PURPOSE: The purpose of this study was to determine the effects of menstrual cycle on the levels of salivary Immunogloburin A (IgA) and α-amylase in female basketball players.

METHODS: Nine eumenorrhoeic female basketball players who were nationally ranked (height: 165.8±5.2 cm; body mass: 59.4±5.5 kg; body fat: 19.2±2.8 %; BMI: 21.2±1.3 kg/m2) served as the subjects. Basketball training consisted of routine ball handling, shooting and other specialized drills. Unstimulated saliva samples were collected within 10 minutes before and after (Pre and Post) basketball training sessions during the follicular (F: 6∼10 days after the onset of the menses) and luteal (L: 5∼9 days before the menses) phase for analysis of IgA concentration and α-amylase activity. Each training session lasted 3 hours.

RESULTS: With regard to the salivary α-amylase activity (kIU/L), two-way analysis of variance (ANOVA) revealed a significant main effect for time (Pre=33.6±32.0, Post=78.4±78.7 for F; Pre=43.0±28.1, Post=110.6±52.3 for L, p<0.01) before and after the basketball training session, but no difference across phase. In contrast, ANOVA for salivary IgA concentration (mg/dL) demonstrated a main effect for phase (Pre=6.9±3.1, Post=8.2±4.7 for F; Pre=10.2±3.8, Post=12.5±2.7 for L, p<0.01). However, no differences across time were apparent.
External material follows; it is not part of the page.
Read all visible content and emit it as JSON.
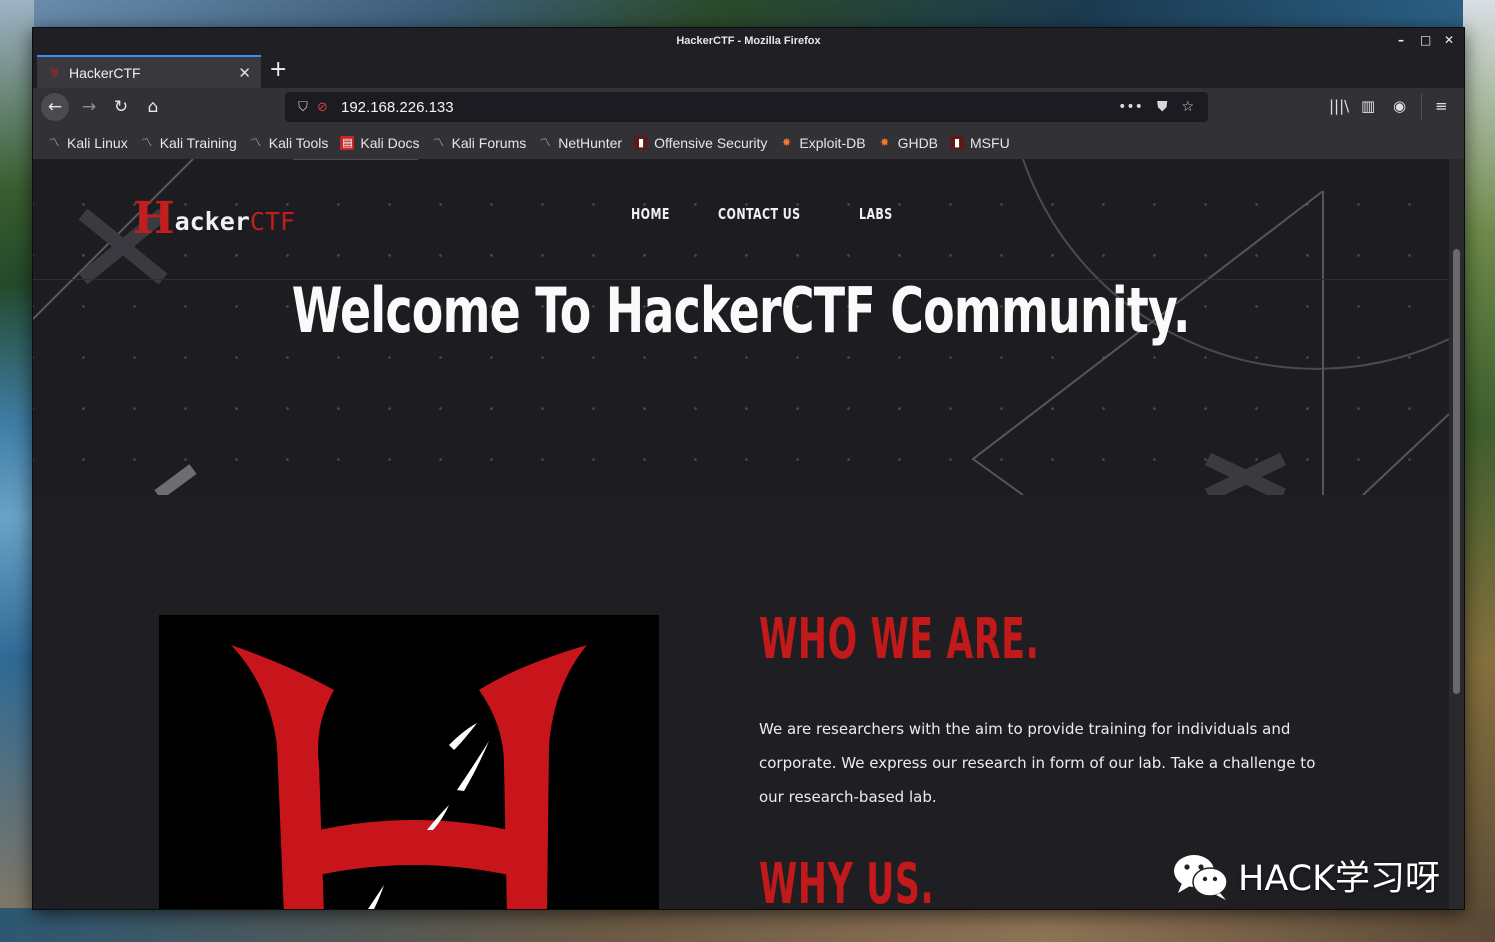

Pearson's product-moment correlation showed no relationship between IgA concentration and α-amylase activity between the phases of the cycle.

CONCLUSIONS: These findings indicate that ovarian hormone concentrations in the menstrual cycle phase may influence immune parameters such as salivary IgA concentration independent of α-amylase activity reflecting sympathetic activation.

© 2011 American College of Sports Medicine